Using the Kindle Previewer with Ruby Under a Microscope I ran into trouble rendering fonts on some versions of the Kindle. Newer versions of Kindle, like the Kindle Fire, worked well, while older Kindles had trouble when I used certain fonts. More trial and error revealed that I could use only relative font sizes in my CSS code: font-size: 50% instead of font-size: 10pt, for example. I was also able to distinguish between newer and older Kindles using this special CSS media type directive invented by Amazon:

@media  amzn-mobi

.section-caption {
  text-align: left;
  font-style: italic;
  font-size: 50%;


@media  amzn-kf8

.section-caption {
  text-align: center;
  font-style: italic;
  font-size: 75%;


Why go to all this trouble?

If you made it this far, then you must really be interested in self-publishing.
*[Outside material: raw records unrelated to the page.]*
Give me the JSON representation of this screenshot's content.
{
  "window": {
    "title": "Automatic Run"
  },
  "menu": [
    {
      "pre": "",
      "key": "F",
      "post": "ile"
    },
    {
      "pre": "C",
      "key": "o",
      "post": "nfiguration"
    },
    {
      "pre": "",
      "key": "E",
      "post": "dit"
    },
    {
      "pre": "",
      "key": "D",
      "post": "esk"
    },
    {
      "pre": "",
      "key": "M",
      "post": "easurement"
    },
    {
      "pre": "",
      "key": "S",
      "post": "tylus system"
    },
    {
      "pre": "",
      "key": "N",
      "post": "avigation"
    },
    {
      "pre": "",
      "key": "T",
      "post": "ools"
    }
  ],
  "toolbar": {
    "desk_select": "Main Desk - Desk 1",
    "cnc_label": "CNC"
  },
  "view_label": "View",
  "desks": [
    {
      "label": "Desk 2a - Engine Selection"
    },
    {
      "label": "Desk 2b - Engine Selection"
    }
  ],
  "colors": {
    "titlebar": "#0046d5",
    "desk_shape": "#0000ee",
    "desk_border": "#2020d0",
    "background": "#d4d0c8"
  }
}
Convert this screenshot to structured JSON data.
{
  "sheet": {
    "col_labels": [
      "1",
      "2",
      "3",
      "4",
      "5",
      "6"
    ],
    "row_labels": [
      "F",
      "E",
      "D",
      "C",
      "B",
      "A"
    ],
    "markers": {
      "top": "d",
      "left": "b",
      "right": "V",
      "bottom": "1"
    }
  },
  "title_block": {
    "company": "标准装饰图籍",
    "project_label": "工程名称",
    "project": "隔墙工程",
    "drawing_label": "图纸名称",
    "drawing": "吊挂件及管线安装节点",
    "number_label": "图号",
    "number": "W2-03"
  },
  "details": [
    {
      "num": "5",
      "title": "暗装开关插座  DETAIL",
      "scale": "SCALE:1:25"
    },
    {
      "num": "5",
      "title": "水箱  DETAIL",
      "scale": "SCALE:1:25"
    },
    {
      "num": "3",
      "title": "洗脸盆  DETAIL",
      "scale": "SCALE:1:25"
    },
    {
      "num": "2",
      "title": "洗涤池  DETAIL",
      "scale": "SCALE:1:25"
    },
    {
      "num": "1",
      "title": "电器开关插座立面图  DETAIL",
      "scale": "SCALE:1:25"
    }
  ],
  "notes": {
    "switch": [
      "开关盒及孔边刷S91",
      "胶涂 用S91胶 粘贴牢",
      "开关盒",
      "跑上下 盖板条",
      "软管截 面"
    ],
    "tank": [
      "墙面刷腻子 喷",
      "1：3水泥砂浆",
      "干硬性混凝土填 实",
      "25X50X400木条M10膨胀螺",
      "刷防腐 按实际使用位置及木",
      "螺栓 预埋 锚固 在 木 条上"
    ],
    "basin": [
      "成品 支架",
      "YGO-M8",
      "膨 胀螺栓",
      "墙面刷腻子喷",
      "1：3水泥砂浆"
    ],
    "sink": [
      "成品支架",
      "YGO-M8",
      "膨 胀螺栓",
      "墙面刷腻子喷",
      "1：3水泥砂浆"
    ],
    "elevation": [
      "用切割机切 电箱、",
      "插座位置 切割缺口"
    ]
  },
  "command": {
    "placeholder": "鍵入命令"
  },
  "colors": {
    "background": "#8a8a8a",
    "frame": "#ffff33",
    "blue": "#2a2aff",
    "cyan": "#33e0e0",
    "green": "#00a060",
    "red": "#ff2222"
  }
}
I have to admit that the technical work involved with producing an eBook myself was far more tedious and difficult than I had ever thought it would be. I can imagine that partnering with a publishing company would make this all a lot easier - probably you would be able to work within an established, proven technical publishing pipeline. But one of the joys of self-publishing is being able to have full control over the final product. There’s something thrilling and fun about controlling every last detail yourself. I hope this post saves you a few hours of frustration when it comes time to produce your eBook, or that it provides you a bit of encouragement to take the first step!